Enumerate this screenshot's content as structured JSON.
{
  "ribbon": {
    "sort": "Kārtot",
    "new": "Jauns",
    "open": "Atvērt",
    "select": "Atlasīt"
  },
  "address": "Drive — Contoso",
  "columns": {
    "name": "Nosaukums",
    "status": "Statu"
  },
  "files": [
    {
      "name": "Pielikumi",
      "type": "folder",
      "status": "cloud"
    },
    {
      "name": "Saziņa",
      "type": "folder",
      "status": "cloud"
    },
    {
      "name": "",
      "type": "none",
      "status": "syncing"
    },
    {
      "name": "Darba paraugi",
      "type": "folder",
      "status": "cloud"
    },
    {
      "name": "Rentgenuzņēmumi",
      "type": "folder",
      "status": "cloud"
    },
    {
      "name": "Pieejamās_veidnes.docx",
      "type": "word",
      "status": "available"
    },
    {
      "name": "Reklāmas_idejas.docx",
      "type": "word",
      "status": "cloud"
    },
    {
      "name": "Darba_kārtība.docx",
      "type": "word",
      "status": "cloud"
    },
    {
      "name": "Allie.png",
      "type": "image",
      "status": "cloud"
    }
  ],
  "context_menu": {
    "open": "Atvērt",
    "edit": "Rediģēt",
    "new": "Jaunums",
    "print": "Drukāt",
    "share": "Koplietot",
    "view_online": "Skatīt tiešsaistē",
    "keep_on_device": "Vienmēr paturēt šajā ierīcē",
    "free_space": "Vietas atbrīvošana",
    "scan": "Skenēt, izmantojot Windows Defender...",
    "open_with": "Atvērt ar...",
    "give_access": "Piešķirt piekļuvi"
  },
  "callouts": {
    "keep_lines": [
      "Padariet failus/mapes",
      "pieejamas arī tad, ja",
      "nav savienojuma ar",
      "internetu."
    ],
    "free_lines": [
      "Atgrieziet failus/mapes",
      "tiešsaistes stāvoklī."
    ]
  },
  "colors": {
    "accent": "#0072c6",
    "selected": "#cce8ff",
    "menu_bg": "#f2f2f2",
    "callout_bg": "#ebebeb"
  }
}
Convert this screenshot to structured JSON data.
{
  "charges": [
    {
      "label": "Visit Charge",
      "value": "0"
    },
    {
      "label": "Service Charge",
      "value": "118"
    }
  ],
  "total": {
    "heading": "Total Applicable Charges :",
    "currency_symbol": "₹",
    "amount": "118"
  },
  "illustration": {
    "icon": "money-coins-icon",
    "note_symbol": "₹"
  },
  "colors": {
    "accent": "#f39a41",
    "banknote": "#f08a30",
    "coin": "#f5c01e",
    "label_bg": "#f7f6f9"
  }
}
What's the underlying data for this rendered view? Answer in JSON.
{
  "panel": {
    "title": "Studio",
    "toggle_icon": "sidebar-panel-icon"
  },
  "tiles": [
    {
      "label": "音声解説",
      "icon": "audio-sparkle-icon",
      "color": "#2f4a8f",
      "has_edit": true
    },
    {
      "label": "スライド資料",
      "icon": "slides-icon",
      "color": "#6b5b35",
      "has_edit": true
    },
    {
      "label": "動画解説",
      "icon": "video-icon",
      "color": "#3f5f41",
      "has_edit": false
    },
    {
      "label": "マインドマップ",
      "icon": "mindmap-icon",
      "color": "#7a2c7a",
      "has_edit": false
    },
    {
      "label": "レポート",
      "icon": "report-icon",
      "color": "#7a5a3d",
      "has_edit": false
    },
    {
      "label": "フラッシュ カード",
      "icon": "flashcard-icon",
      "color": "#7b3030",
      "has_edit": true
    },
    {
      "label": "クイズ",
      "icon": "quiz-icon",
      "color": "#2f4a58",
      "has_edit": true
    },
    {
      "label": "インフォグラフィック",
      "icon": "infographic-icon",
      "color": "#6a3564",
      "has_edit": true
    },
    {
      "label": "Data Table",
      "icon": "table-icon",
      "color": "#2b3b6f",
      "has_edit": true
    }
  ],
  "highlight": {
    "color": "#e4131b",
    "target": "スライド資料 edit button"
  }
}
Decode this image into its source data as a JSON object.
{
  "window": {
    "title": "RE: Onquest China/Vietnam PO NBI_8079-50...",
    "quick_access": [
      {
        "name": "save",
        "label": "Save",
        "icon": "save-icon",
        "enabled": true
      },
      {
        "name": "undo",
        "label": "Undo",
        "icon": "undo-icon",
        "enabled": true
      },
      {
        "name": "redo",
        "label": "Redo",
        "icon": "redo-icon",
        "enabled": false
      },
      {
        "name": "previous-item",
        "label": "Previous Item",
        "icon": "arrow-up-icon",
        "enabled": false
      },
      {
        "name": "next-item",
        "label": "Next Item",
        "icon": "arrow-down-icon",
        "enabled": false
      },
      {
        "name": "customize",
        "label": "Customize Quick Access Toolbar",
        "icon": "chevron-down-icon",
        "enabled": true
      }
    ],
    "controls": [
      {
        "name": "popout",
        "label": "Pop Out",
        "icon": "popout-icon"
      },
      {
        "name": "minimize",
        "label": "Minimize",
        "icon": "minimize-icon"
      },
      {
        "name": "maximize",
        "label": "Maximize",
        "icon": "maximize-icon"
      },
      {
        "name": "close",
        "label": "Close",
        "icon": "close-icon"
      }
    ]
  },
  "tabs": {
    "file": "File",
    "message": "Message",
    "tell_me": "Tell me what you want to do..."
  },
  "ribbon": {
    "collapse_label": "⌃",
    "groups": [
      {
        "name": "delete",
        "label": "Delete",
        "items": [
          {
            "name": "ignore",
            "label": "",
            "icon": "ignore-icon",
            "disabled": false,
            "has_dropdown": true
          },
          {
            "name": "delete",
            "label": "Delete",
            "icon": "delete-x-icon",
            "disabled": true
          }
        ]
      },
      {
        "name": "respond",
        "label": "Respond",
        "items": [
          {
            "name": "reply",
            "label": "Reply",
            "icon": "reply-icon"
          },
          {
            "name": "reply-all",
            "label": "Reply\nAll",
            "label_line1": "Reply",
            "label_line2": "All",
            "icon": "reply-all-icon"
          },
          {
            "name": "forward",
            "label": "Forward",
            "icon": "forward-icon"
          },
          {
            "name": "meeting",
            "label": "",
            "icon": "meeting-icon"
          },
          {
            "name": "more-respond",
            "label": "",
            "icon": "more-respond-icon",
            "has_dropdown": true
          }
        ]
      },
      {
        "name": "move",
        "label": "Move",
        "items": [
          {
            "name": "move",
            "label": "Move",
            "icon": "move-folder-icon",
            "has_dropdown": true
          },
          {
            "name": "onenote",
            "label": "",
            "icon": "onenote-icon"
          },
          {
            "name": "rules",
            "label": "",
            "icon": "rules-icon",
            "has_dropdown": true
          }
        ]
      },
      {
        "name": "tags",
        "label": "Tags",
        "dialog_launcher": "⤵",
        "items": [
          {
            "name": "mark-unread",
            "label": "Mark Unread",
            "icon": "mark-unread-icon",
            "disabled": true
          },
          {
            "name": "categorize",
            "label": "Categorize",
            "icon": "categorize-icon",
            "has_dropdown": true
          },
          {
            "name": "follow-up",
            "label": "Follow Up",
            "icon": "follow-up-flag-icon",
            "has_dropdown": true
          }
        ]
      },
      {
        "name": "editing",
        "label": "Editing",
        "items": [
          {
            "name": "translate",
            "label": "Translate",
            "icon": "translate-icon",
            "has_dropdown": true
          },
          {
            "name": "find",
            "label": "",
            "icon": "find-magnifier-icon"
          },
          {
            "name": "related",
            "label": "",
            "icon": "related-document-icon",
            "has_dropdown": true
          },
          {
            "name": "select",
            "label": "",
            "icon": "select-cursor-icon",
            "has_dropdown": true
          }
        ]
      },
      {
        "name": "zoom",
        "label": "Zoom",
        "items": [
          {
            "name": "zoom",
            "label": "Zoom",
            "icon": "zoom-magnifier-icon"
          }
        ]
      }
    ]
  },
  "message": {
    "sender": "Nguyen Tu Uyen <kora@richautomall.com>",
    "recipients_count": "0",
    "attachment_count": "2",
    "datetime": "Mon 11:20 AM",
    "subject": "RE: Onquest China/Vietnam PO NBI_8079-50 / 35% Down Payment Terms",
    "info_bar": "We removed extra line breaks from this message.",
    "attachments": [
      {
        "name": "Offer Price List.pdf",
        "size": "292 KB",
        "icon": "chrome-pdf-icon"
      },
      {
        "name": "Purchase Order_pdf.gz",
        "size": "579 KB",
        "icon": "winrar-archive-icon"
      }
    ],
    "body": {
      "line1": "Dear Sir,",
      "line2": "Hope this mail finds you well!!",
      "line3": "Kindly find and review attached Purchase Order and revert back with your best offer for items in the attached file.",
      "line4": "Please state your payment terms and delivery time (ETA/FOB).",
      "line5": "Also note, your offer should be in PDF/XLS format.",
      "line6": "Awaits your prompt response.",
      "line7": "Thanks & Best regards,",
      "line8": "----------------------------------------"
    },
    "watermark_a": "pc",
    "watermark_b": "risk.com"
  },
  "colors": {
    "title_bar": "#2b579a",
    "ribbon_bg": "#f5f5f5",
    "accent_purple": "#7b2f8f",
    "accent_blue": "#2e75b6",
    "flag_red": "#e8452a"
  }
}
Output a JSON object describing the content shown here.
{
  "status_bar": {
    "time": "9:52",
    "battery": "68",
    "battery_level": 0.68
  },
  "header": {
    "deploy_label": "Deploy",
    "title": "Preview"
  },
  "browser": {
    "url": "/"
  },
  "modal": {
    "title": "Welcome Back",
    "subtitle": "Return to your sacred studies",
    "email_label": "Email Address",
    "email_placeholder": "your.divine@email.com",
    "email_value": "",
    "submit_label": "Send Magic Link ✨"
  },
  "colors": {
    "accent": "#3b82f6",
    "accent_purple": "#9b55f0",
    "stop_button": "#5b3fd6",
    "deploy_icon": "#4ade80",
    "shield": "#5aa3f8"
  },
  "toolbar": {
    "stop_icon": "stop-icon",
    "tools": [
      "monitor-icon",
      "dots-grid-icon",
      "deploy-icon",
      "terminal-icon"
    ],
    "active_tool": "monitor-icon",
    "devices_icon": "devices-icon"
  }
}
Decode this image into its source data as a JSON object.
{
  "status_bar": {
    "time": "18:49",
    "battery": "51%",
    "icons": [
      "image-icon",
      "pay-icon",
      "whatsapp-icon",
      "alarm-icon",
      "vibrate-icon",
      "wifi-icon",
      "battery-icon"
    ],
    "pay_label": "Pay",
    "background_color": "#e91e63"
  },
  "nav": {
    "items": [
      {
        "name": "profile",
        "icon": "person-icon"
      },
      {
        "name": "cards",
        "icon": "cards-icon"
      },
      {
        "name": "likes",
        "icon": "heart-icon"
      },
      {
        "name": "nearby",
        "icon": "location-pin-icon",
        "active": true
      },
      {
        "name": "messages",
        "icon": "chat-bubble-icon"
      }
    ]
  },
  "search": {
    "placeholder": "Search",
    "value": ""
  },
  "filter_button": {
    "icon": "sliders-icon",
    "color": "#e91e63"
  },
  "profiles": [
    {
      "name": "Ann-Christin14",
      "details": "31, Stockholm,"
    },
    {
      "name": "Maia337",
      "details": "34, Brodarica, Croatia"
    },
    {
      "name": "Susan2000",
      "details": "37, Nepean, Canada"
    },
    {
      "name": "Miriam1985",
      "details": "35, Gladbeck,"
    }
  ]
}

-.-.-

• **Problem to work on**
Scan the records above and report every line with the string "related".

• **Response to this task**
            "name": "related",
            "icon": "related-document-icon",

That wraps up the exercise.